*Problem description*
Copy every entry word for word. Skip the pictures.

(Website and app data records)
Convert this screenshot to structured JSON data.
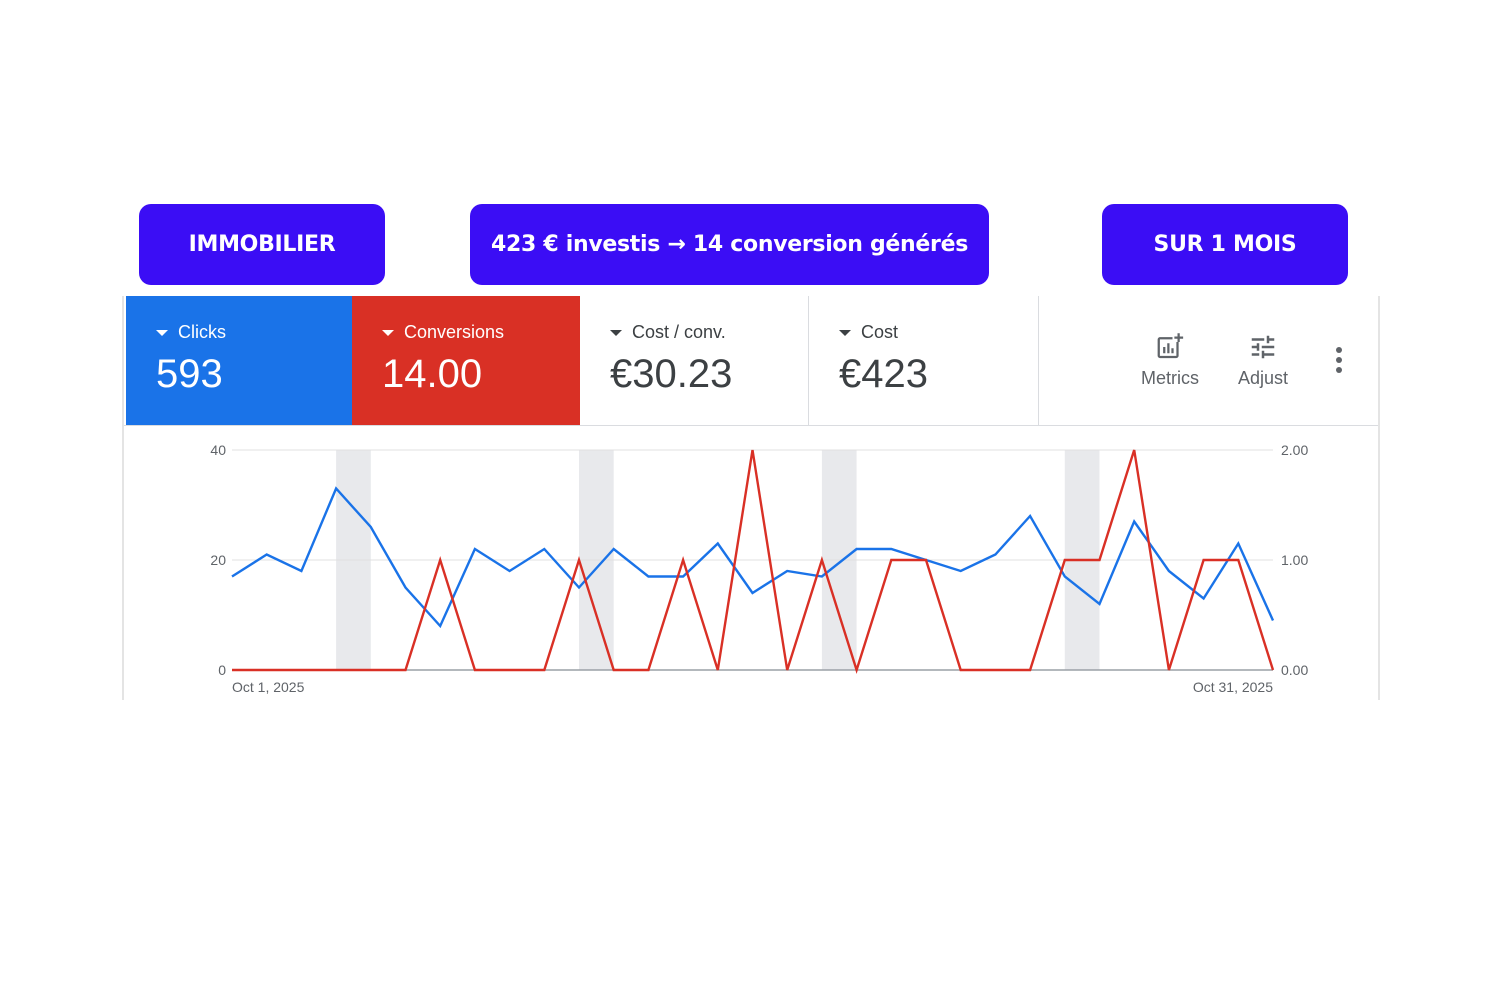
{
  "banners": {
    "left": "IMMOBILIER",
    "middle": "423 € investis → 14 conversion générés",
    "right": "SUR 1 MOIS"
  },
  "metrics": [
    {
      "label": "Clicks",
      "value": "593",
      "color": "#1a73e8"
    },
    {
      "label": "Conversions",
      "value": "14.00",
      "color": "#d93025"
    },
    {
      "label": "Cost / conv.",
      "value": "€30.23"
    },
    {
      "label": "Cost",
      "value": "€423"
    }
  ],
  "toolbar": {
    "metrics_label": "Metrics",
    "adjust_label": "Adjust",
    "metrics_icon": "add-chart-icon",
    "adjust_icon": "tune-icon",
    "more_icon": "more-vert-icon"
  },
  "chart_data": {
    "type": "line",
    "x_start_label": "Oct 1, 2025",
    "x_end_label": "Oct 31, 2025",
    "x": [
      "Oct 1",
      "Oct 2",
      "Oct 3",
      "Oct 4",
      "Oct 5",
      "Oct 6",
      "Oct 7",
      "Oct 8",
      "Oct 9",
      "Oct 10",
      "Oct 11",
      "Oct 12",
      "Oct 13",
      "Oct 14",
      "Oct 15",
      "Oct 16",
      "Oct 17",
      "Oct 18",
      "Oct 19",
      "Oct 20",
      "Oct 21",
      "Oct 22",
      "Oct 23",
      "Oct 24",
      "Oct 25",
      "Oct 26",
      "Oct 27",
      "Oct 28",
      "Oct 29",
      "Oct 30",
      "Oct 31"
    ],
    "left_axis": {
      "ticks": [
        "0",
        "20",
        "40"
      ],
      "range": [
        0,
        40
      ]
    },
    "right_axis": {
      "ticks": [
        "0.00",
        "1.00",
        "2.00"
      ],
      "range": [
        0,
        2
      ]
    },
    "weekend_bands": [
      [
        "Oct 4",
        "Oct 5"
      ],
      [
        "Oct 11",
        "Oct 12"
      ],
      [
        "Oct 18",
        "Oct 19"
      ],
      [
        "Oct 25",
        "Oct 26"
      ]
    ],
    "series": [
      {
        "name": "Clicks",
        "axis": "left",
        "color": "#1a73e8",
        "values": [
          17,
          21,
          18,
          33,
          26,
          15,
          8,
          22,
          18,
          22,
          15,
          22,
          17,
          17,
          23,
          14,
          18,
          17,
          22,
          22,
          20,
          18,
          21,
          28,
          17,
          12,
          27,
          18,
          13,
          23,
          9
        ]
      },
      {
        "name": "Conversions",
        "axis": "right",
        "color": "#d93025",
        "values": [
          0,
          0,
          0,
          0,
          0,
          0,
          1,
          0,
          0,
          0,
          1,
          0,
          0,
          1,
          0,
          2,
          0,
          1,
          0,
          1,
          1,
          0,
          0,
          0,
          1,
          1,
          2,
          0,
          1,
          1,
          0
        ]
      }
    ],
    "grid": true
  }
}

*Finished exercise*
Convert this screenshot to structured JSON data.
{
  "banners": {
    "left": "IMMOBILIER",
    "middle": "423 € investis → 14 conversion générés",
    "right": "SUR 1 MOIS"
  },
  "metrics": [
    {
      "label": "Clicks",
      "value": "593",
      "color": "#1a73e8"
    },
    {
      "label": "Conversions",
      "value": "14.00",
      "color": "#d93025"
    },
    {
      "label": "Cost / conv.",
      "value": "€30.23"
    },
    {
      "label": "Cost",
      "value": "€423"
    }
  ],
  "toolbar": {
    "metrics_label": "Metrics",
    "adjust_label": "Adjust",
    "metrics_icon": "add-chart-icon",
    "adjust_icon": "tune-icon",
    "more_icon": "more-vert-icon"
  },
  "chart_data": {
    "type": "line",
    "x_start_label": "Oct 1, 2025",
    "x_end_label": "Oct 31, 2025",
    "x": [
      "Oct 1",
      "Oct 2",
      "Oct 3",
      "Oct 4",
      "Oct 5",
      "Oct 6",
      "Oct 7",
      "Oct 8",
      "Oct 9",
      "Oct 10",
      "Oct 11",
      "Oct 12",
      "Oct 13",
      "Oct 14",
      "Oct 15",
      "Oct 16",
      "Oct 17",
      "Oct 18",
      "Oct 19",
      "Oct 20",
      "Oct 21",
      "Oct 22",
      "Oct 23",
      "Oct 24",
      "Oct 25",
      "Oct 26",
      "Oct 27",
      "Oct 28",
      "Oct 29",
      "Oct 30",
      "Oct 31"
    ],
    "left_axis": {
      "ticks": [
        "0",
        "20",
        "40"
      ],
      "range": [
        0,
        40
      ]
    },
    "right_axis": {
      "ticks": [
        "0.00",
        "1.00",
        "2.00"
      ],
      "range": [
        0,
        2
      ]
    },
    "weekend_bands": [
      [
        "Oct 4",
        "Oct 5"
      ],
      [
        "Oct 11",
        "Oct 12"
      ],
      [
        "Oct 18",
        "Oct 19"
      ],
      [
        "Oct 25",
        "Oct 26"
      ]
    ],
    "series": [
      {
        "name": "Clicks",
        "axis": "left",
        "color": "#1a73e8",
        "values": [
          17,
          21,
          18,
          33,
          26,
          15,
          8,
          22,
          18,
          22,
          15,
          22,
          17,
          17,
          23,
          14,
          18,
          17,
          22,
          22,
          20,
          18,
          21,
          28,
          17,
          12,
          27,
          18,
          13,
          23,
          9
        ]
      },
      {
        "name": "Conversions",
        "axis": "right",
        "color": "#d93025",
        "values": [
          0,
          0,
          0,
          0,
          0,
          0,
          1,
          0,
          0,
          0,
          1,
          0,
          0,
          1,
          0,
          2,
          0,
          1,
          0,
          1,
          1,
          0,
          0,
          0,
          1,
          1,
          2,
          0,
          1,
          1,
          0
        ]
      }
    ],
    "grid": true
  }
}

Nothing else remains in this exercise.